Return only those lines of the material that contain "Lapangan".

» **DATA EXTRACT**:
##############################

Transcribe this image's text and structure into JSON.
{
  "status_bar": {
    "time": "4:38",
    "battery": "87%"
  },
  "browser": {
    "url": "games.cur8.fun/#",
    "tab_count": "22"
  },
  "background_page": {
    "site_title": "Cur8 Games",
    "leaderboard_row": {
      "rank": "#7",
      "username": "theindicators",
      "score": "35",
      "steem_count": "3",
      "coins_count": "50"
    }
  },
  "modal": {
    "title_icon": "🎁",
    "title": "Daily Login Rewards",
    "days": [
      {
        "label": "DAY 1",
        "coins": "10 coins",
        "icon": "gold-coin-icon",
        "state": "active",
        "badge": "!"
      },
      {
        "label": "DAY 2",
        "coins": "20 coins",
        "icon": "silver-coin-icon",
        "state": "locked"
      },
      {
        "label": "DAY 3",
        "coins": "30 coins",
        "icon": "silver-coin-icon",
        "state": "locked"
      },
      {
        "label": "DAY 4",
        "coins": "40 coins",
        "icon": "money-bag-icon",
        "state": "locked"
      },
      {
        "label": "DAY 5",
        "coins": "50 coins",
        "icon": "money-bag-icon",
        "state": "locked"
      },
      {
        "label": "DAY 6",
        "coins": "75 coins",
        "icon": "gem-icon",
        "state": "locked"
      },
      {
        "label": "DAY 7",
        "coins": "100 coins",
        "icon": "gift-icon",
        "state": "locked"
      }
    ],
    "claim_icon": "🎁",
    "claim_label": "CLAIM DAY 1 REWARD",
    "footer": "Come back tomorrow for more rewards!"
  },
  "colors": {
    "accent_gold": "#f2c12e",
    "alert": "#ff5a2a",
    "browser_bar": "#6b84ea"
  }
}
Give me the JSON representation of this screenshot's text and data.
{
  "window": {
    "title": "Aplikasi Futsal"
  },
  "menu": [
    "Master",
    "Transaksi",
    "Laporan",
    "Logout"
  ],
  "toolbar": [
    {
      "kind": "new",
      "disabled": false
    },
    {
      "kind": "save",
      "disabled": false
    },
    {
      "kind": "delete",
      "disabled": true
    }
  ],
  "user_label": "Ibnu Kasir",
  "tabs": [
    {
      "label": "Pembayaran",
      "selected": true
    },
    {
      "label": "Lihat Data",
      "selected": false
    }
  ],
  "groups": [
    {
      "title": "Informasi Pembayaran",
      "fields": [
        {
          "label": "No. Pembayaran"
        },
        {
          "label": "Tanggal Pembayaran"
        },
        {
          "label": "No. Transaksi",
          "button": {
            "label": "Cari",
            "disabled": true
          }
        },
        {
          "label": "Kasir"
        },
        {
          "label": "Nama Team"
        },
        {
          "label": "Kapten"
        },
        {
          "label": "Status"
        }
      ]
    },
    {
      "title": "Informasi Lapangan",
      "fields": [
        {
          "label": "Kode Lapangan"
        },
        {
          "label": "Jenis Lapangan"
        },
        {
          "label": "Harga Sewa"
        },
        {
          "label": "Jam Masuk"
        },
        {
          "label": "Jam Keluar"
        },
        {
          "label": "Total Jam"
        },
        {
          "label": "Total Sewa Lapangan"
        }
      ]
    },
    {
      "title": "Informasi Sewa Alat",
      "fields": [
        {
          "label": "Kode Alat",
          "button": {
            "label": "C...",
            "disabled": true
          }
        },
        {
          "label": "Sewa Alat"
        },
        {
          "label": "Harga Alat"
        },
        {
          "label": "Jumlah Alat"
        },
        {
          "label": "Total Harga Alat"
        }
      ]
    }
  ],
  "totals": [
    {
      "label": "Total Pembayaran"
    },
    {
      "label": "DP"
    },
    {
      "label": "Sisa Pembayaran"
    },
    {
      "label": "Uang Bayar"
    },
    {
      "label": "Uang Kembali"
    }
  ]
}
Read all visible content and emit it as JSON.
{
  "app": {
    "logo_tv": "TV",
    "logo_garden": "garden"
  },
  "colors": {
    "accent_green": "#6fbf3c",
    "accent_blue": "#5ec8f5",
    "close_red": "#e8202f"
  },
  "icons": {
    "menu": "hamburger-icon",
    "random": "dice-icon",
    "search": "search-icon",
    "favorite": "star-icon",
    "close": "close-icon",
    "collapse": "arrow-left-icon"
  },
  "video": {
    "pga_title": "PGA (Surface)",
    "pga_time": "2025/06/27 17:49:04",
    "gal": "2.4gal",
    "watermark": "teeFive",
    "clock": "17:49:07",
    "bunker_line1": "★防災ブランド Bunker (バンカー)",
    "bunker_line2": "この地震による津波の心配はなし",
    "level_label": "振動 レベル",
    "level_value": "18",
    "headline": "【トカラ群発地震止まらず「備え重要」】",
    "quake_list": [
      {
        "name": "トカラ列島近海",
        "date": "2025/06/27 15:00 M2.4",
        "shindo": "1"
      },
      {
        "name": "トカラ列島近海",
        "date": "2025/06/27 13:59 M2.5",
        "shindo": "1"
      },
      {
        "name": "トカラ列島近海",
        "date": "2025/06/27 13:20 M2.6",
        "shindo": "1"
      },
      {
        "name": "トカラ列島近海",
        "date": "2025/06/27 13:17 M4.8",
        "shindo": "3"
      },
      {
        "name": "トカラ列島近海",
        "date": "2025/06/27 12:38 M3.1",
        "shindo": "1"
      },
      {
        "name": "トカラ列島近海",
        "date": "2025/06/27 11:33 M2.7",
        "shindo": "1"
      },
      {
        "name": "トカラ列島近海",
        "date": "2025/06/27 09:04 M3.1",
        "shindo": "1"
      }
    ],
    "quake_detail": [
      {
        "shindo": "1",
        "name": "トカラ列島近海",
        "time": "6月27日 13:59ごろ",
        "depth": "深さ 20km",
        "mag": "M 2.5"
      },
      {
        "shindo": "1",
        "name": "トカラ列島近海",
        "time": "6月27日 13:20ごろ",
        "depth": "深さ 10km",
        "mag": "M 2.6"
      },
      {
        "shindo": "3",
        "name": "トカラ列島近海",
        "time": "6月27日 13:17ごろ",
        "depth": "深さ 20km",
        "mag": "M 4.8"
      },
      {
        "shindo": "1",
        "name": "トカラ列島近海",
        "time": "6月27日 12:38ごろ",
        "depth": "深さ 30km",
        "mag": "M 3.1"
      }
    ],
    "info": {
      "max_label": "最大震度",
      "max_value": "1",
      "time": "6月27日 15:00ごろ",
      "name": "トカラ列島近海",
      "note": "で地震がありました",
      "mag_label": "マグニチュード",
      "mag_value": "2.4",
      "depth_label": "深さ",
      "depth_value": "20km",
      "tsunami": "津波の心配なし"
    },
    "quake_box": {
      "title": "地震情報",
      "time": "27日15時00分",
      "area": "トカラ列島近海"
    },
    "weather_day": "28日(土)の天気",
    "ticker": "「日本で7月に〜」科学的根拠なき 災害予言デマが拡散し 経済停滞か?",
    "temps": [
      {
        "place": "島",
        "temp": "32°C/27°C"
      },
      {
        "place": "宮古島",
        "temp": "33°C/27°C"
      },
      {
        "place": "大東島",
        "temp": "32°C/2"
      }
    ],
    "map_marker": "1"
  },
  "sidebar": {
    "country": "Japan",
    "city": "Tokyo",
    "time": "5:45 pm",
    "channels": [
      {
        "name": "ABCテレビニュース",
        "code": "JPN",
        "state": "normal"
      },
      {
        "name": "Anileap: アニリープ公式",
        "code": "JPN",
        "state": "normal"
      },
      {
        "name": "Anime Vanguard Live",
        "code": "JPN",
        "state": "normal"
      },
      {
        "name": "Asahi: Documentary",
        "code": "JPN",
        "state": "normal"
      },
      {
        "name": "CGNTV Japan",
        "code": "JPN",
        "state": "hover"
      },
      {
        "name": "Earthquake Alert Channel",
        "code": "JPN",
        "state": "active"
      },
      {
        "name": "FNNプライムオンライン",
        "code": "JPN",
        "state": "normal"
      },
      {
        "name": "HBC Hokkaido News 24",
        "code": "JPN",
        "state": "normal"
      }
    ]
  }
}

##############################

» **RESPONSE**:
      "title": "Informasi Lapangan",
          "label": "Kode Lapangan"
          "label": "Jenis Lapangan"
          "label": "Total Sewa Lapangan"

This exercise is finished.